In a world where the economic markets are failing, it is hard for owners of small businesses to maintain their businesses while competing with megastores. However, there are places that are sustain just by small, local businesses — Old Town Lansing is one of these places. According to the Old Town Lansing business directory antique stores, restaurants, clothing stores, pet stores and creative companies have stayed in Old Town Lansing. But, why Old Town Lansing and not Downtown Lansing or any other community? “The rent is cheaper than downtown for the most part and that could be a starting point,” Old Town Commercial Association Executive Director Austin Ashley said.

Ribbon cutting held in Old Town

By Kasey Worst

Old Town Lansing staff writer

OLD TOWN LANSING—In two stops, ribbon cutting ceremonies welcomed in three Old Town businesses on February 28, 2014. The ceremonies
The businesses, Four Blank & Ten Design Group, Leopold Bloom & Co., and Chierie International Market, had all been open for business before the ceremony. Louise Gradwohl, director of the Old Town Commercial Association, said there were multiple factors that postponed the ribbon cuttings, including finding someone to actually cut the ribbons. “It is sometimes hard to get a ribbon cutting with the mayor,” Gradwohl said. Originally Lansing Mayor Virg Bernero was scheduled to attend; however he could not.

5 Unique Products You’ll Find in Old Town’s General Store

Old Town General Store is known for its local products. Owner, Rhea Van Atta, does all the shopping for her store personally. Van Atta says around 70 percent of the total products in the store are from Michigan.  

Ceramic Plates


A local artist created these ceramic plates.  

Beer and Wine


About 99% of the beer and wine are Michigan-made.

LGBT or straight, in Old Town’s heart, you have a place

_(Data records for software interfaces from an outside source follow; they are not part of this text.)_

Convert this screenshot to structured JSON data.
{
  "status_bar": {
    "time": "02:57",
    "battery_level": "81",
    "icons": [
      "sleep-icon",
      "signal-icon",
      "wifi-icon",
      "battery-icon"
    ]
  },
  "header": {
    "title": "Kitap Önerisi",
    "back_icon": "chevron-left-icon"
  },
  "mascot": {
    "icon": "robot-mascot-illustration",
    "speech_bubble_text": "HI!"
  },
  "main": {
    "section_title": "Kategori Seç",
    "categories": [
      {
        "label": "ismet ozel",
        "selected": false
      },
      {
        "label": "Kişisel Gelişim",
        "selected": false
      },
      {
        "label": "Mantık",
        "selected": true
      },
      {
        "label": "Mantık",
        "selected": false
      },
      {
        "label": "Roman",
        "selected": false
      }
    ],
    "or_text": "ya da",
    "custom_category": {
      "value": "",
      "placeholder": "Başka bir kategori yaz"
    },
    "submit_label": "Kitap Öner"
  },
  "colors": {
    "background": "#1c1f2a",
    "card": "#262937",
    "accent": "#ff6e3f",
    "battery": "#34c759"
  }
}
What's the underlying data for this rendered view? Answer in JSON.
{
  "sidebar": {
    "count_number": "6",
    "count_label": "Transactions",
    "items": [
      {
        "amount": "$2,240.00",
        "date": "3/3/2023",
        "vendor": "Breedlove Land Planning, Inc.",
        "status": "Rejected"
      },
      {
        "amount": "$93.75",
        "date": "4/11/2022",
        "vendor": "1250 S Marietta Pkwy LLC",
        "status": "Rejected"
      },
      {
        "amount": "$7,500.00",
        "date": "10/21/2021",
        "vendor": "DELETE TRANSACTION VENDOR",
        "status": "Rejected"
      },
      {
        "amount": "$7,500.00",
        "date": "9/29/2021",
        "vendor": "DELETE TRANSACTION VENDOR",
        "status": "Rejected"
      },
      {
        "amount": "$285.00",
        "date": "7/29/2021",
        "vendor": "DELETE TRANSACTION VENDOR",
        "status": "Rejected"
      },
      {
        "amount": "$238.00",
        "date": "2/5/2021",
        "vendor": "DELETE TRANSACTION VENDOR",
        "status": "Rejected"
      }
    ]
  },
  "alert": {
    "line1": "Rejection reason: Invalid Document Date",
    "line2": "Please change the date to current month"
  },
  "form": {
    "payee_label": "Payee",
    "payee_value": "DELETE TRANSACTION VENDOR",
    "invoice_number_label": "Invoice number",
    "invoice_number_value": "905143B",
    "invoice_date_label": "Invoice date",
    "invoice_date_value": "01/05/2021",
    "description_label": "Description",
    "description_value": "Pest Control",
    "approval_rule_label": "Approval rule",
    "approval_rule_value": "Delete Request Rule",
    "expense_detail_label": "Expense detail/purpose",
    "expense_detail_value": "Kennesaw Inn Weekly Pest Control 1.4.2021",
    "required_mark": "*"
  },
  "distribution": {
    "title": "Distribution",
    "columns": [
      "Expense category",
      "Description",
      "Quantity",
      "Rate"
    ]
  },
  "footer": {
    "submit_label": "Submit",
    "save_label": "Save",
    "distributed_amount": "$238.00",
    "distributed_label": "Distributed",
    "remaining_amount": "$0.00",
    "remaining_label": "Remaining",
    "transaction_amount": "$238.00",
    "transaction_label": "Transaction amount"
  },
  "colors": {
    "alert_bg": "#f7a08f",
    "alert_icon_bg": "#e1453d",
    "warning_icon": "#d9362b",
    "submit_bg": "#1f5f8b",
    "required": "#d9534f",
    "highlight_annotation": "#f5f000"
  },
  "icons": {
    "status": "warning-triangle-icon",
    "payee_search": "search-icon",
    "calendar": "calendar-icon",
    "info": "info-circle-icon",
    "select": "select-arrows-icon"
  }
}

OLD TOWN- Business owners and officials of Old Town express their acceptance and support of the LGBT community. Old Town hosts the Michigan Pride March, Rally & Festival once a year where lesbian, gay, bisexual, transgendered and straight allies are celebrated with a white party kick off. There is a march to the Capitol, a rally on East Lawn then a return to Old Town for entertainment for all ages. Business owners of Old Town acknowledge this pride event but insist that Old Town’s acceptance and love for the LGBT community is a permanent thing, not just a publicity stunt. “I would hope that everyone always feels comfortable in their own skin, walking around in this neighborhood,” said Ashley Lamb, owner of Old Town’s Lambs’ Gate Antiques.

Labor group raises money for César Chavez Plaza

By Jacqlyn Burnett
Ingham County Chronicle staff writer

“The César E. Chavez Plaza,” formerly known as Lot 56 in Old Town, Lansing, will soon be decorated with an arch in memorial of César E. Chavez. Maria Starr, 56, president of the Labor Council for Latin American Advancement in the Greater Lansing Area, hopes to raise more than $10,000 to build the arch. “The arch will be styled in the same way of the London Bridge and will have engraved ‘César E. Chavez Plaza’ on an iron rod over the structure,” said Starr. The fundraiser will be March 30. This is the council’s third annual fundraiser.

Residents think grocery store would improve Old Town neighborhood

By Jennifer Brown Staff Writer
Old Town Lansing is the home to several restaurants, art galleries and antique shops, but some residents wish that it also housed a grocery store. Residents must travel north to Lake Lansing Road or the Kroger at Frandor Mall to shop at a large supermarket. “You can’t just go out and pick up that one thing you forgot,” said Alicia Trantum, an employee at October Moon Art Gallery and Boutique  in Old Town. Old Town’s many specialty stores close around 7 p.m., so late-night customers also have to drive out of the neighborhood. Some citizens want to see a health food store move into the area.